Archivo: Science

It’s not just dads with beer bellies: Many objects in our solar system sport a bulge around their midsections, caused by fast rotations that tend to fling material outward at equatorial latitudes.

In the spring of 2012, while digging a hole for a thermal pool, construction workers in Grosseto, Italy, hit scientific pay dirt: layers of stratified soil and rock filled with prehistoric bones and artifacts close to 171,000 years old. Excavating the pool would have to wait. With further digging, the researchers found tantalizing evidence of early fire use—nearly 60 partially burned digging sticks made mostly of boxwood. The most likely creators of the sticks were Neandertals, who are known to have lived in Europe at that time. If our extinct cousins did indeed craft the sticks, they represent the earliest use of fire for toolmaking among Neandertals.

Sometime this summer, a spacecraft orbiting over the moon’s far side, out of contact with controllers on Earth, will release a lander. The craft will ease to a soft landing just after lunar sunrise on an ancient, table-flat plain about 600 kilometers from the south pole. There, it will unleash a rover into territory never before explored at the surface; all previous lunar craft have set down near the equator.

If you’re afraid of giant insects, climate change has a silver lining for you. A new study shows that as temperatures have increased over the past century, the world’s biggest beetles may have been shrinking, some downsizing by as much as 20% in 45 years.
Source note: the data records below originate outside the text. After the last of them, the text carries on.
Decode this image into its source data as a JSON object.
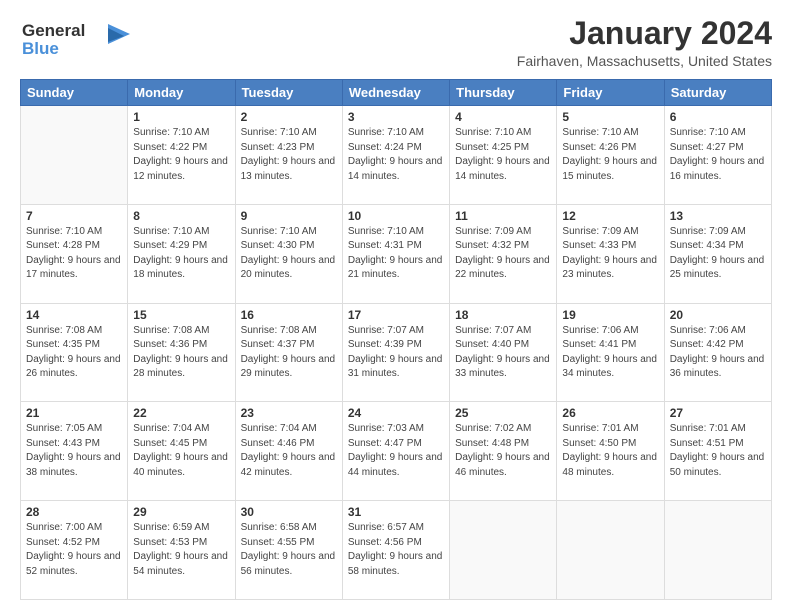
{
  "logo": {
    "line1": "General",
    "line2": "Blue"
  },
  "title": "January 2024",
  "subtitle": "Fairhaven, Massachusetts, United States",
  "days_header": [
    "Sunday",
    "Monday",
    "Tuesday",
    "Wednesday",
    "Thursday",
    "Friday",
    "Saturday"
  ],
  "weeks": [
    [
      {
        "day": "",
        "sunrise": "",
        "sunset": "",
        "daylight": ""
      },
      {
        "day": "1",
        "sunrise": "Sunrise: 7:10 AM",
        "sunset": "Sunset: 4:22 PM",
        "daylight": "Daylight: 9 hours and 12 minutes."
      },
      {
        "day": "2",
        "sunrise": "Sunrise: 7:10 AM",
        "sunset": "Sunset: 4:23 PM",
        "daylight": "Daylight: 9 hours and 13 minutes."
      },
      {
        "day": "3",
        "sunrise": "Sunrise: 7:10 AM",
        "sunset": "Sunset: 4:24 PM",
        "daylight": "Daylight: 9 hours and 14 minutes."
      },
      {
        "day": "4",
        "sunrise": "Sunrise: 7:10 AM",
        "sunset": "Sunset: 4:25 PM",
        "daylight": "Daylight: 9 hours and 14 minutes."
      },
      {
        "day": "5",
        "sunrise": "Sunrise: 7:10 AM",
        "sunset": "Sunset: 4:26 PM",
        "daylight": "Daylight: 9 hours and 15 minutes."
      },
      {
        "day": "6",
        "sunrise": "Sunrise: 7:10 AM",
        "sunset": "Sunset: 4:27 PM",
        "daylight": "Daylight: 9 hours and 16 minutes."
      }
    ],
    [
      {
        "day": "7",
        "sunrise": "Sunrise: 7:10 AM",
        "sunset": "Sunset: 4:28 PM",
        "daylight": "Daylight: 9 hours and 17 minutes."
      },
      {
        "day": "8",
        "sunrise": "Sunrise: 7:10 AM",
        "sunset": "Sunset: 4:29 PM",
        "daylight": "Daylight: 9 hours and 18 minutes."
      },
      {
        "day": "9",
        "sunrise": "Sunrise: 7:10 AM",
        "sunset": "Sunset: 4:30 PM",
        "daylight": "Daylight: 9 hours and 20 minutes."
      },
      {
        "day": "10",
        "sunrise": "Sunrise: 7:10 AM",
        "sunset": "Sunset: 4:31 PM",
        "daylight": "Daylight: 9 hours and 21 minutes."
      },
      {
        "day": "11",
        "sunrise": "Sunrise: 7:09 AM",
        "sunset": "Sunset: 4:32 PM",
        "daylight": "Daylight: 9 hours and 22 minutes."
      },
      {
        "day": "12",
        "sunrise": "Sunrise: 7:09 AM",
        "sunset": "Sunset: 4:33 PM",
        "daylight": "Daylight: 9 hours and 23 minutes."
      },
      {
        "day": "13",
        "sunrise": "Sunrise: 7:09 AM",
        "sunset": "Sunset: 4:34 PM",
        "daylight": "Daylight: 9 hours and 25 minutes."
      }
    ],
    [
      {
        "day": "14",
        "sunrise": "Sunrise: 7:08 AM",
        "sunset": "Sunset: 4:35 PM",
        "daylight": "Daylight: 9 hours and 26 minutes."
      },
      {
        "day": "15",
        "sunrise": "Sunrise: 7:08 AM",
        "sunset": "Sunset: 4:36 PM",
        "daylight": "Daylight: 9 hours and 28 minutes."
      },
      {
        "day": "16",
        "sunrise": "Sunrise: 7:08 AM",
        "sunset": "Sunset: 4:37 PM",
        "daylight": "Daylight: 9 hours and 29 minutes."
      },
      {
        "day": "17",
        "sunrise": "Sunrise: 7:07 AM",
        "sunset": "Sunset: 4:39 PM",
        "daylight": "Daylight: 9 hours and 31 minutes."
      },
      {
        "day": "18",
        "sunrise": "Sunrise: 7:07 AM",
        "sunset": "Sunset: 4:40 PM",
        "daylight": "Daylight: 9 hours and 33 minutes."
      },
      {
        "day": "19",
        "sunrise": "Sunrise: 7:06 AM",
        "sunset": "Sunset: 4:41 PM",
        "daylight": "Daylight: 9 hours and 34 minutes."
      },
      {
        "day": "20",
        "sunrise": "Sunrise: 7:06 AM",
        "sunset": "Sunset: 4:42 PM",
        "daylight": "Daylight: 9 hours and 36 minutes."
      }
    ],
    [
      {
        "day": "21",
        "sunrise": "Sunrise: 7:05 AM",
        "sunset": "Sunset: 4:43 PM",
        "daylight": "Daylight: 9 hours and 38 minutes."
      },
      {
        "day": "22",
        "sunrise": "Sunrise: 7:04 AM",
        "sunset": "Sunset: 4:45 PM",
        "daylight": "Daylight: 9 hours and 40 minutes."
      },
      {
        "day": "23",
        "sunrise": "Sunrise: 7:04 AM",
        "sunset": "Sunset: 4:46 PM",
        "daylight": "Daylight: 9 hours and 42 minutes."
      },
      {
        "day": "24",
        "sunrise": "Sunrise: 7:03 AM",
        "sunset": "Sunset: 4:47 PM",
        "daylight": "Daylight: 9 hours and 44 minutes."
      },
      {
        "day": "25",
        "sunrise": "Sunrise: 7:02 AM",
        "sunset": "Sunset: 4:48 PM",
        "daylight": "Daylight: 9 hours and 46 minutes."
      },
      {
        "day": "26",
        "sunrise": "Sunrise: 7:01 AM",
        "sunset": "Sunset: 4:50 PM",
        "daylight": "Daylight: 9 hours and 48 minutes."
      },
      {
        "day": "27",
        "sunrise": "Sunrise: 7:01 AM",
        "sunset": "Sunset: 4:51 PM",
        "daylight": "Daylight: 9 hours and 50 minutes."
      }
    ],
    [
      {
        "day": "28",
        "sunrise": "Sunrise: 7:00 AM",
        "sunset": "Sunset: 4:52 PM",
        "daylight": "Daylight: 9 hours and 52 minutes."
      },
      {
        "day": "29",
        "sunrise": "Sunrise: 6:59 AM",
        "sunset": "Sunset: 4:53 PM",
        "daylight": "Daylight: 9 hours and 54 minutes."
      },
      {
        "day": "30",
        "sunrise": "Sunrise: 6:58 AM",
        "sunset": "Sunset: 4:55 PM",
        "daylight": "Daylight: 9 hours and 56 minutes."
      },
      {
        "day": "31",
        "sunrise": "Sunrise: 6:57 AM",
        "sunset": "Sunset: 4:56 PM",
        "daylight": "Daylight: 9 hours and 58 minutes."
      },
      {
        "day": "",
        "sunrise": "",
        "sunset": "",
        "daylight": ""
      },
      {
        "day": "",
        "sunrise": "",
        "sunset": "",
        "daylight": ""
      },
      {
        "day": "",
        "sunrise": "",
        "sunset": "",
        "daylight": ""
      }
    ]
  ]
}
The modern world would barely be recognizable to the mammoth and bison herds of ages past. Roads subdivide large stretches of land, and clusters of buildings and people have sprung up nearly everywhere. Indeed, humans have modified the environment so much, they may have cut the distance by which mammals—large and small—roam by some two-thirds, according to a novel analysis published today. That lack of movement could upend ecosystems and increase the number of human-animal conflicts, researchers say.
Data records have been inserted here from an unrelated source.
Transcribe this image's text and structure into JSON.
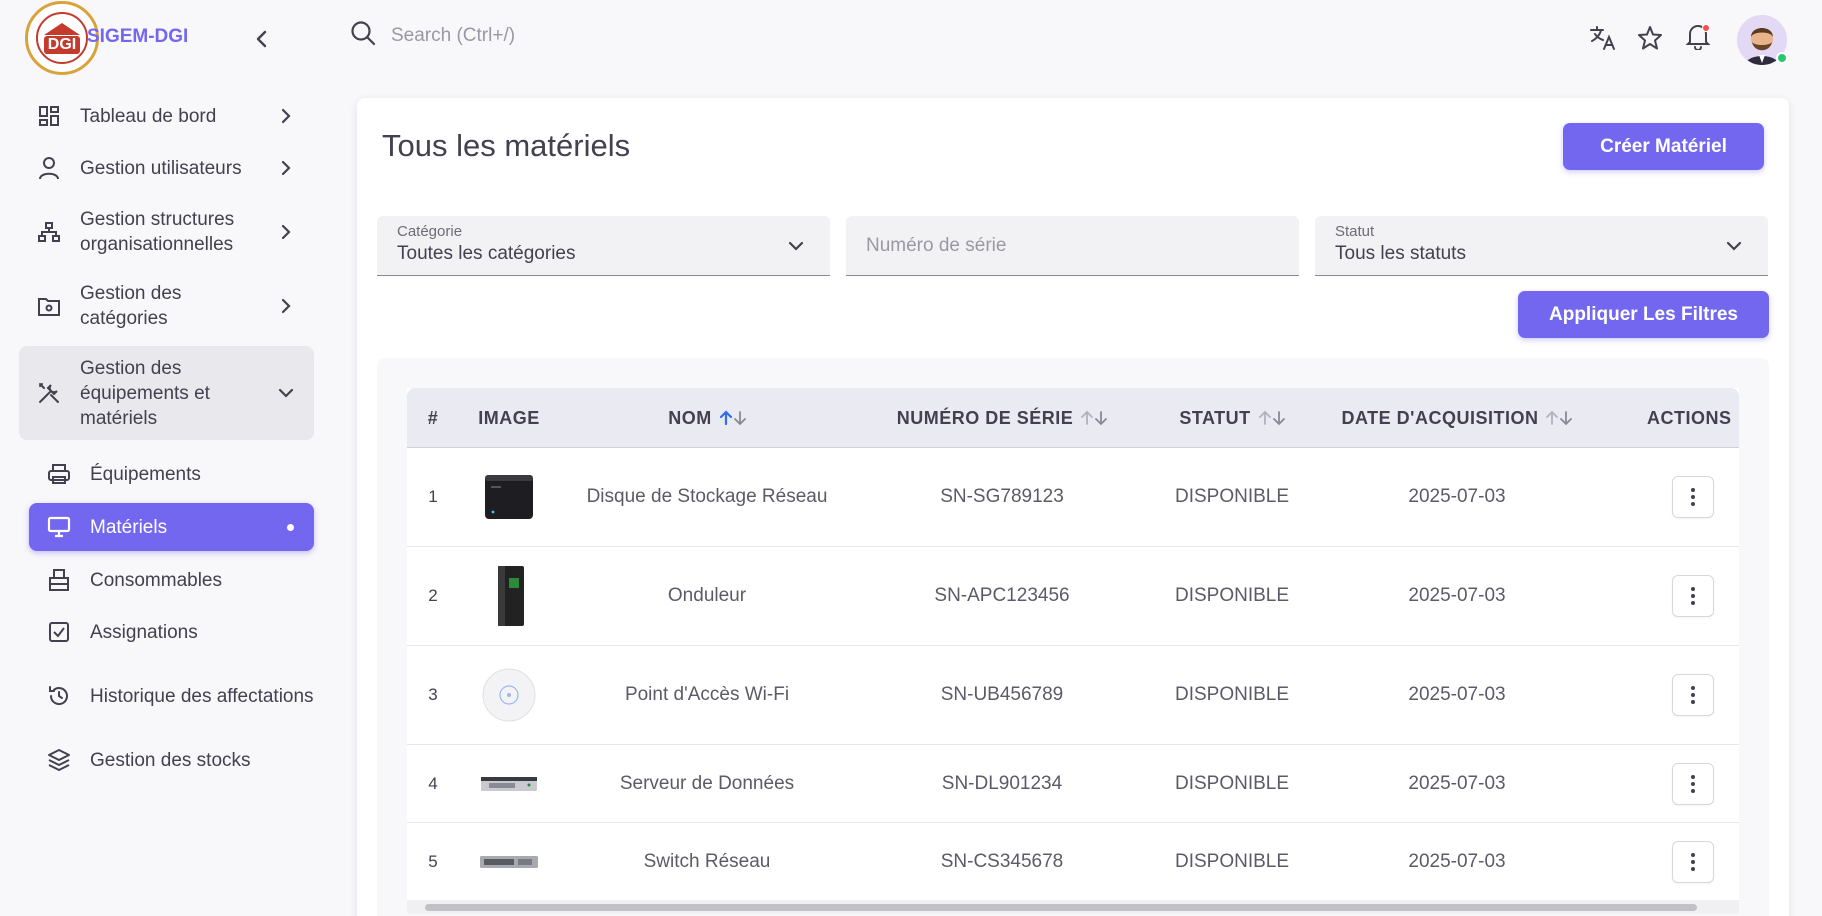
{
  "brand": {
    "name": "SIGEM-DGI",
    "logo_text": "DGI"
  },
  "search": {
    "placeholder": "Search (Ctrl+/)"
  },
  "sidebar": {
    "items": [
      {
        "label": "Tableau de bord",
        "icon": "dashboard-icon"
      },
      {
        "label": "Gestion utilisateurs",
        "icon": "user-icon"
      },
      {
        "label": "Gestion structures organisationnelles",
        "icon": "hierarchy-icon"
      },
      {
        "label": "Gestion des catégories",
        "icon": "folder-settings-icon"
      },
      {
        "label": "Gestion des équipements et matériels",
        "icon": "tools-icon"
      }
    ],
    "subitems": [
      {
        "label": "Équipements",
        "icon": "printer-icon"
      },
      {
        "label": "Matériels",
        "icon": "monitor-icon",
        "active": true
      },
      {
        "label": "Consommables",
        "icon": "consumable-icon"
      },
      {
        "label": "Assignations",
        "icon": "checkbox-icon"
      },
      {
        "label": "Historique des affectations",
        "icon": "history-icon"
      },
      {
        "label": "Gestion des stocks",
        "icon": "layers-icon"
      }
    ]
  },
  "page": {
    "title": "Tous les matériels",
    "create_label": "Créer Matériel",
    "apply_filters_label": "Appliquer Les Filtres"
  },
  "filters": {
    "category": {
      "label": "Catégorie",
      "value": "Toutes les catégories"
    },
    "serial": {
      "placeholder": "Numéro de série"
    },
    "status": {
      "label": "Statut",
      "value": "Tous les statuts"
    }
  },
  "table": {
    "columns": [
      "#",
      "IMAGE",
      "NOM",
      "NUMÉRO DE SÉRIE",
      "STATUT",
      "DATE D'ACQUISITION",
      "ACTIONS"
    ],
    "rows": [
      {
        "index": "1",
        "name": "Disque de Stockage Réseau",
        "serial": "SN-SG789123",
        "status": "DISPONIBLE",
        "date": "2025-07-03",
        "image": "nas-image"
      },
      {
        "index": "2",
        "name": "Onduleur",
        "serial": "SN-APC123456",
        "status": "DISPONIBLE",
        "date": "2025-07-03",
        "image": "ups-image"
      },
      {
        "index": "3",
        "name": "Point d'Accès Wi-Fi",
        "serial": "SN-UB456789",
        "status": "DISPONIBLE",
        "date": "2025-07-03",
        "image": "access-point-image"
      },
      {
        "index": "4",
        "name": "Serveur de Données",
        "serial": "SN-DL901234",
        "status": "DISPONIBLE",
        "date": "2025-07-03",
        "image": "server-image"
      },
      {
        "index": "5",
        "name": "Switch Réseau",
        "serial": "SN-CS345678",
        "status": "DISPONIBLE",
        "date": "2025-07-03",
        "image": "switch-image"
      }
    ]
  },
  "colors": {
    "primary": "#7367f0",
    "text": "#444050",
    "sort_active": "#2f6fe8",
    "online": "#28c76f",
    "notification": "#ff4c51"
  }
}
ENIGMA, the world’s largest brain mapping project, was “born out of frustration.”

After years of studying maps, Mormon scripture, and Spanish chronicles, Ferguson had concluded that the Book of Mormon took place around the Isthmus of Tehuantepec, the narrowest part of Mexico. He had come to the jungles of Campeche, northeast of the isthmus, to find proof.

The most famous prize in mathematics, the Fields Medal, is often described as the Nobel Prize for math. Now, confidential correspondence from the 1950s provides a first window into the deliberations of early Fields Medal committees. The letters suggest the award was never intended to honor the most important discoveries in the field, but was meant to recognize promising up-and-coming talents.

For more than a decade, Colin Dundas, a geologist at the U.S. Geological Survey in Flagstaff, Arizona, has had a daily routine: inspecting a dozen or so high-resolution images beamed back every day from the Mars Reconnaissance Orbiter (MRO). A few years ago, something surprising popped out from the planet’s sea of rust: a pale sliver of blue.

For the first time, scientists have produced evidence in living humans that the protein tau, which mars the brain in Alzheimer’s disease, spreads from neuron to neuron. Although such movement wasn’t directly observed, the finding may illuminate how neurodegeneration occurs in the devastating illness, and it could provide new ideas for stemming the brain damage that robs so many of memory and cognition.